Attorneys representing the nursing home on Tuesday transferred all eight cases to federal court in Kansas City, Kansas. They had originally been filed in Wyandotte County District Court.
Defendants are allowed to move civil actions from state to federal court if there’s a basis for federal jurisdiction. In all eight cases, Riverbend’s attorneys invoked the federal Public Readiness and Emergency Preparedness Act, a law that authorizes the Secretary of the U.S. Department of Health and Human Services to issue a declaration in response to a public health emergency.
Such a declaration provides immunity from liability to health care providers who prescribe and administer medications and other measures amid public health emergencies like the COVID-19 pandemic.
Rachel Stahle, an attorney who represents families in four of the eight cases, said she will seek to have the cases sent back to state court.
“This happened in Wyandotte County and should be heard in Wyandotte County by Wyandotte County jurors,” she said.
Riverbend’s attorneys did not return calls seeking comment.
The eight wrongful-death lawsuits were filed on behalf of patients who died at Riverbend. In general, they allege that the nursing home was negligent in how it handled the spread of the coronavirus, that it lacked adequate staff and that it failed to notify the families of the outbreak.
The first lawsuit was filed on April 28 by the wife and daughter of Okey Long, an 87-year-old retired barber who died on April 17. The other lawsuits were filed in the following days by family members of other residents who were said to have died of COVID-19.
The 36 deaths at Riverbend account for half the COVID-19-related deaths in Wyandotte County.
On April 26, Riverbend posted a statement on its website offering its condolences to the families and friends of residents who died of COVID-19.
“Given the novel nature of the virus and the ability of asymptomatic individuals to unknowingly infect others, we believe our team took reasonable actions with the resources and information available to us at the time,” the statement reads.
“Now, to second guess those on the front lines battling a mysterious virus who were doing what they could to save lives, just doesn’t feel like a path to justice,” the statement says. “If that is the route we choose to take, then skilled nursing facilities all across the country will be facing a new crisis that threatens the industry’s ability to minister to those in need of the care and services it provides.”
As of May 21, at least 7,732 long-term care facilities in 43 states were reporting 174,381 infections and 35,118 deaths, or 42% of all U.S. deaths attributed to COVID-19, according to the Kaiser Family Foundation.
Riverbend is indirectly owned by The Ensign Group, a publicly traded company based in Mission Viejo, California. The company owns about 225 assisted living, skilled nursing and rehabilitative care facilities in 13 states. It acquired the Kansas City, Kansas, facility in 2016.

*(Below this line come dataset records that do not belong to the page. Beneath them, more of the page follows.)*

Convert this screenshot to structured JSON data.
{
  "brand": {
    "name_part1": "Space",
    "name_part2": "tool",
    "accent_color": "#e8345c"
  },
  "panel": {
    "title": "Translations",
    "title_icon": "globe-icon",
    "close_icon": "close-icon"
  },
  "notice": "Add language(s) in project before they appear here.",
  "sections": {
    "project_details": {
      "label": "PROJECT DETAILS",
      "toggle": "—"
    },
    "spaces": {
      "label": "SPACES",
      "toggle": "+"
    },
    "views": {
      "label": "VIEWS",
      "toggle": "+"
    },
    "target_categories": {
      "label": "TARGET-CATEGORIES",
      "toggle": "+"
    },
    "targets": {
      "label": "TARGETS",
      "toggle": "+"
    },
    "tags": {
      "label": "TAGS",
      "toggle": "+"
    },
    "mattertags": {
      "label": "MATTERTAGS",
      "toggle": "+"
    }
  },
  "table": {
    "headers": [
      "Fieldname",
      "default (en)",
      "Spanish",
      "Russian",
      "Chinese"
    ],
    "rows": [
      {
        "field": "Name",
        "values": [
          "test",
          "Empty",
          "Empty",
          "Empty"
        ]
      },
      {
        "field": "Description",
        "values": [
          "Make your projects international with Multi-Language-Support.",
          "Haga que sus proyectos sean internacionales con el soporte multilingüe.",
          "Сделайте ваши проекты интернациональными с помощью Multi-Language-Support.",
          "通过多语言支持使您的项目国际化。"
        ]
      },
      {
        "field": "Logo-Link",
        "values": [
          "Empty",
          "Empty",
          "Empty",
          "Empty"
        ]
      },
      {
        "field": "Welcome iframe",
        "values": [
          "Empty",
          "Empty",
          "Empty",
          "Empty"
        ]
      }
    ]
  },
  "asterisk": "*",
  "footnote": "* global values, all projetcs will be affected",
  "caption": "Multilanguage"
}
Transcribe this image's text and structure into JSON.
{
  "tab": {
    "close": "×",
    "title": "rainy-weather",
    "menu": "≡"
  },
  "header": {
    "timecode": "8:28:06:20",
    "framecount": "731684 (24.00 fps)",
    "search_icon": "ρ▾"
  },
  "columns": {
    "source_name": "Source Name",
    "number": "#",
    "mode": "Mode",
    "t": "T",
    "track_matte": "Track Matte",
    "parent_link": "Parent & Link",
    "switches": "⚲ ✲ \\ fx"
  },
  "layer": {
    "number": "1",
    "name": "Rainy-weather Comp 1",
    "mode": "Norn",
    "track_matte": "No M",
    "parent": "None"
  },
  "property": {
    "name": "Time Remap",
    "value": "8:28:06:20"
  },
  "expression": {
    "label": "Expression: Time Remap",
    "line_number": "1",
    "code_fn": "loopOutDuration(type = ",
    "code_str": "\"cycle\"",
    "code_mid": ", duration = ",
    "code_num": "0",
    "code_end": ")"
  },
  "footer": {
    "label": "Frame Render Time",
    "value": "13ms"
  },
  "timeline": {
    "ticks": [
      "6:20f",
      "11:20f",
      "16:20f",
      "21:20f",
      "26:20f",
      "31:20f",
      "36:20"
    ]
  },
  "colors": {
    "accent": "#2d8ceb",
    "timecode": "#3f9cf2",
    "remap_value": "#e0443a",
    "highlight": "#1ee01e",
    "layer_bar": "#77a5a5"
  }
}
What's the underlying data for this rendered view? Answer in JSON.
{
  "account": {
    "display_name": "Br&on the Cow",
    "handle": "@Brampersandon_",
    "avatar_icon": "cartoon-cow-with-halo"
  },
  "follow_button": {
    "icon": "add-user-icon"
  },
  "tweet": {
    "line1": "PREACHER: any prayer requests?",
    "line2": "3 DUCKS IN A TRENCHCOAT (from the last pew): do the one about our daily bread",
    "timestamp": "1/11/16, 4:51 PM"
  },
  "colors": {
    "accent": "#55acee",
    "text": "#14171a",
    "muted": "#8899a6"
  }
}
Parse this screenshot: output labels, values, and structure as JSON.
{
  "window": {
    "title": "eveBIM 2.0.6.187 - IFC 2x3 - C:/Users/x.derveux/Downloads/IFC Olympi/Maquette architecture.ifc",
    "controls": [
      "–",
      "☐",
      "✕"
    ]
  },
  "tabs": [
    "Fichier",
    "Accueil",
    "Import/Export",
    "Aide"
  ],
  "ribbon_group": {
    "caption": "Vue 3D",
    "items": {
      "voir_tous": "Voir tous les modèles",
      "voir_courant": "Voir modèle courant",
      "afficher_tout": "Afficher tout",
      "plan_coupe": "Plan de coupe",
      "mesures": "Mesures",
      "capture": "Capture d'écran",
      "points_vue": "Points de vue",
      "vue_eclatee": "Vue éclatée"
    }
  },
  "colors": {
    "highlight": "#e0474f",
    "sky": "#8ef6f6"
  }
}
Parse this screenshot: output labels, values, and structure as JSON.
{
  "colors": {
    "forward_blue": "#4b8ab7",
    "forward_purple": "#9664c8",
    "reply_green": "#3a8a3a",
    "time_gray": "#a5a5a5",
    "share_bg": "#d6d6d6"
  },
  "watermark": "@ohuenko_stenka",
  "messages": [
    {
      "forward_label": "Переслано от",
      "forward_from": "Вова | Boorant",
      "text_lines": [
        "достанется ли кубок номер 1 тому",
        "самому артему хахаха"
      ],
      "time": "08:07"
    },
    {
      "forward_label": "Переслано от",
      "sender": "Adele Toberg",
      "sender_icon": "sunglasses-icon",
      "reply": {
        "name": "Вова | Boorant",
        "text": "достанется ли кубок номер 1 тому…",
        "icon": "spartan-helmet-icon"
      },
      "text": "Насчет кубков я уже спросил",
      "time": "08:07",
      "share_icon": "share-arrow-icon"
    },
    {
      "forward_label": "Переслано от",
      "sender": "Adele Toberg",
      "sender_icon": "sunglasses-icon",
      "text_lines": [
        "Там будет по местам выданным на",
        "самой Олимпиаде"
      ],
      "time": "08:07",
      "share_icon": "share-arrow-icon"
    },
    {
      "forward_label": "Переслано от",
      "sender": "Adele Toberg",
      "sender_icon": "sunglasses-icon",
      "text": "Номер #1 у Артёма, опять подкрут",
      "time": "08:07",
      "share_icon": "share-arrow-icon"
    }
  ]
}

In 2019, The Ensign Group earned more than $110 million on revenues of more than $2 billion. In its most recent quarterly filing with the Securities and Exchange Commission, the company said it expected to receive nearly $40 million in federal funds under the CARES Act, the $2.2 trillion relief package passed by Congress to help prop up health care providers and other businesses amid the pandemic.